Movie Gallery/Hollywood Video went bankrupt with only one real asset: enough outstanding overdue notices to make a librarian weep. Americans owed the chains something like $125,000,000, which is not a typo. These debts were sold, and the new owners zombified them and really, really want to get their paws on that money. A year and a half after we first reported that customers and even employees were receiving invoices from collection agencies for zombie debts, they’re still at it. [More]
Zeke once worked for now bankrupt and defunct Hollywood Video. Employees had special accounts allowing them to rent older movies (more than a few weeks old) for free and not have to pay late fees when they didn’t bring them back. Zeke is sure that he wouldn’t hallucinate free movie rentals, but the collection agency that sent him the letter insists that this policy never existed, and that it’s up to him to prove that he didn’t owe the company $28.95 in late fees at the time he quit. [More]
It’s been almost two years since Hollywood Video rented its last DVD and 364 days since we reported on former Hollywood customers receiving debt collection notices for debts they didn’t actually owe. And yet collectors for the dead-and-gone chain continues to haunt customers with wildly incorrect notices. [More]
Joystiq reported last night that Game Crazy “plans to close 200 of its approximately 680 locations at the end of October.” There’s no official list of which stores are closing yet, so feel free to ask your local Game Crazy employees and see if you can scare them.
A second Hollywood Video employee has written in to counter the claims made last week by an anonymous employee—he writes, “It sounds like whoever wrote in initially has a particularly evil district manager who is instituting his own policies,” and says that person should “go over his DM and talk to someone at corporate.” But for the rest of us, what matters is that “The EW [magazine subscription offer] never went away, they just stopped requiring employees to push it. They’re actively promoting it again. There’s no ‘silence is acceptance’ however, and we need to scan your credit card (an additional time) to activate the offer.”

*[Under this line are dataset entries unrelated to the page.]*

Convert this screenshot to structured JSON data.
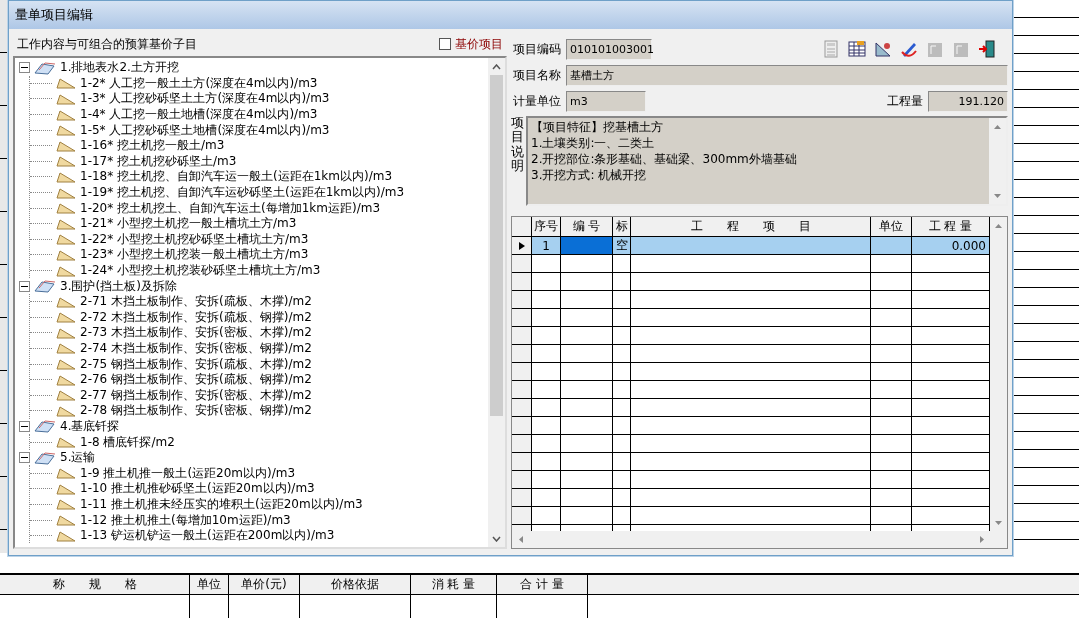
{
  "window": {
    "title": "量单项目编辑"
  },
  "left_panel": {
    "title": "工作内容与可组合的预算基价子目",
    "base_price_checkbox": {
      "label": "基价项目",
      "checked": false
    },
    "tree": [
      {
        "label": "1.排地表水2.土方开挖",
        "expanded": true,
        "children": [
          {
            "label": "1-2* 人工挖一般土土方(深度在4m以内)/m3"
          },
          {
            "label": "1-3* 人工挖砂砾坚土土方(深度在4m以内)/m3"
          },
          {
            "label": "1-4* 人工挖一般土地槽(深度在4m以内)/m3"
          },
          {
            "label": "1-5* 人工挖砂砾坚土地槽(深度在4m以内)/m3"
          },
          {
            "label": "1-16* 挖土机挖一般土/m3"
          },
          {
            "label": "1-17* 挖土机挖砂砾坚土/m3"
          },
          {
            "label": "1-18* 挖土机挖、自卸汽车运一般土(运距在1km以内)/m3"
          },
          {
            "label": "1-19* 挖土机挖、自卸汽车运砂砾坚土(运距在1km以内)/m3"
          },
          {
            "label": "1-20* 挖土机挖土、自卸汽车运土(每增加1km运距)/m3"
          },
          {
            "label": "1-21* 小型挖土机挖一般土槽坑土方/m3"
          },
          {
            "label": "1-22* 小型挖土机挖砂砾坚土槽坑土方/m3"
          },
          {
            "label": "1-23* 小型挖土机挖装一般土槽坑土方/m3"
          },
          {
            "label": "1-24* 小型挖土机挖装砂砾坚土槽坑土方/m3"
          }
        ]
      },
      {
        "label": "3.围护(挡土板)及拆除",
        "expanded": true,
        "children": [
          {
            "label": "2-71 木挡土板制作、安拆(疏板、木撑)/m2"
          },
          {
            "label": "2-72 木挡土板制作、安拆(疏板、钢撑)/m2"
          },
          {
            "label": "2-73 木挡土板制作、安拆(密板、木撑)/m2"
          },
          {
            "label": "2-74 木挡土板制作、安拆(密板、钢撑)/m2"
          },
          {
            "label": "2-75 钢挡土板制作、安拆(疏板、木撑)/m2"
          },
          {
            "label": "2-76 钢挡土板制作、安拆(疏板、钢撑)/m2"
          },
          {
            "label": "2-77 钢挡土板制作、安拆(密板、木撑)/m2"
          },
          {
            "label": "2-78 钢挡土板制作、安拆(密板、钢撑)/m2"
          }
        ]
      },
      {
        "label": "4.基底钎探",
        "expanded": true,
        "children": [
          {
            "label": "1-8 槽底钎探/m2"
          }
        ]
      },
      {
        "label": "5.运输",
        "expanded": true,
        "children": [
          {
            "label": "1-9 推土机推一般土(运距20m以内)/m3"
          },
          {
            "label": "1-10 推土机推砂砾坚土(运距20m以内)/m3"
          },
          {
            "label": "1-11 推土机推未经压实的堆积土(运距20m以内)/m3"
          },
          {
            "label": "1-12 推土机推土(每增加10m运距)/m3"
          },
          {
            "label": "1-13 铲运机铲运一般土(运距在200m以内)/m3"
          }
        ]
      }
    ]
  },
  "right_panel": {
    "code": {
      "label": "项目编码",
      "value": "010101003001"
    },
    "toolbar": [
      {
        "kind": "calculator",
        "disabled": false
      },
      {
        "kind": "table",
        "disabled": false
      },
      {
        "kind": "tools",
        "disabled": false
      },
      {
        "kind": "pen",
        "disabled": false
      },
      {
        "kind": "sheet",
        "disabled": true
      },
      {
        "kind": "sheet-ruler",
        "disabled": true
      },
      {
        "kind": "exit",
        "disabled": false
      }
    ],
    "name": {
      "label": "项目名称",
      "value": "基槽土方"
    },
    "unit": {
      "label": "计量单位",
      "value": "m3"
    },
    "quantity": {
      "label": "工程量",
      "value": "191.120"
    },
    "description": {
      "label": "项目说明",
      "lines": [
        "【项目特征】挖基槽土方",
        "1.土壤类别:一、二类土",
        "2.开挖部位:条形基础、基础梁、300mm外墙基础",
        "3.开挖方式: 机械开挖"
      ]
    },
    "grid": {
      "columns": [
        "序号",
        "编 号",
        "标",
        "工　　程　　项　　目",
        "单位",
        "工 程 量"
      ],
      "rows": [
        {
          "number": "1",
          "mark": "空",
          "quantity": "0.000",
          "selected": true
        }
      ]
    }
  },
  "background_table": {
    "columns": [
      "称　　规　　格",
      "单位",
      "单价(元)",
      "价格依据",
      "消 耗 量",
      "合 计 量"
    ]
  }
}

An anonymous disgruntled employee sent us a long list of complaints about Hollywood Video, which can be summed up with “we’re desperate to earn some money, so any tactic is fair game.” Among them is this gem.

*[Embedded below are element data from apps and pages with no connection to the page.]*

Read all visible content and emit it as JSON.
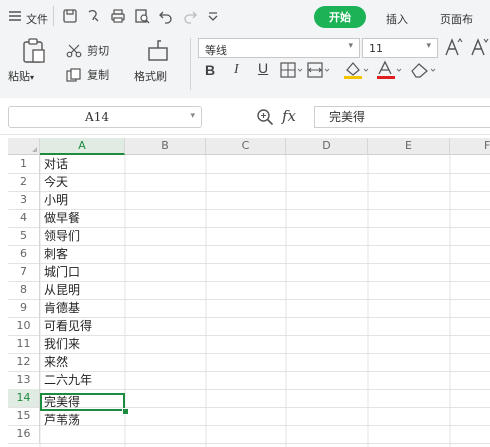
{
  "tabs": {
    "file_label": "文件",
    "home_label": "开始",
    "insert_label": "插入",
    "page_layout_label": "页面布"
  },
  "clipboard": {
    "paste_label": "粘贴",
    "cut_label": "剪切",
    "copy_label": "复制",
    "format_painter_label": "格式刷"
  },
  "font": {
    "name": "等线",
    "size": "11"
  },
  "formula_bar": {
    "cell_reference": "A14",
    "fx_label": "fx",
    "content": "完美得"
  },
  "grid": {
    "columns": [
      "A",
      "B",
      "C",
      "D",
      "E",
      "F"
    ],
    "rows": [
      {
        "num": "1",
        "a": "对话"
      },
      {
        "num": "2",
        "a": "今天"
      },
      {
        "num": "3",
        "a": "小明"
      },
      {
        "num": "4",
        "a": "做早餐"
      },
      {
        "num": "5",
        "a": "领导们"
      },
      {
        "num": "6",
        "a": "刺客"
      },
      {
        "num": "7",
        "a": "城门口"
      },
      {
        "num": "8",
        "a": "从昆明"
      },
      {
        "num": "9",
        "a": "肯德基"
      },
      {
        "num": "10",
        "a": "可看见得"
      },
      {
        "num": "11",
        "a": "我们来"
      },
      {
        "num": "12",
        "a": "来然"
      },
      {
        "num": "13",
        "a": "二六九年"
      },
      {
        "num": "14",
        "a": "完美得"
      },
      {
        "num": "15",
        "a": "芦苇荡"
      },
      {
        "num": "16",
        "a": ""
      }
    ],
    "selected_row": "14"
  },
  "colors": {
    "accent_green": "#1bb355",
    "selection_green": "#1e8c3f"
  }
}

We’ve received two letters claiming that Hollywood video is signing their customers up for magazine subscriptions without their consent. The scam sounds similar to the ones that Best Buy is accused of in their on-going racketeering lawsuit.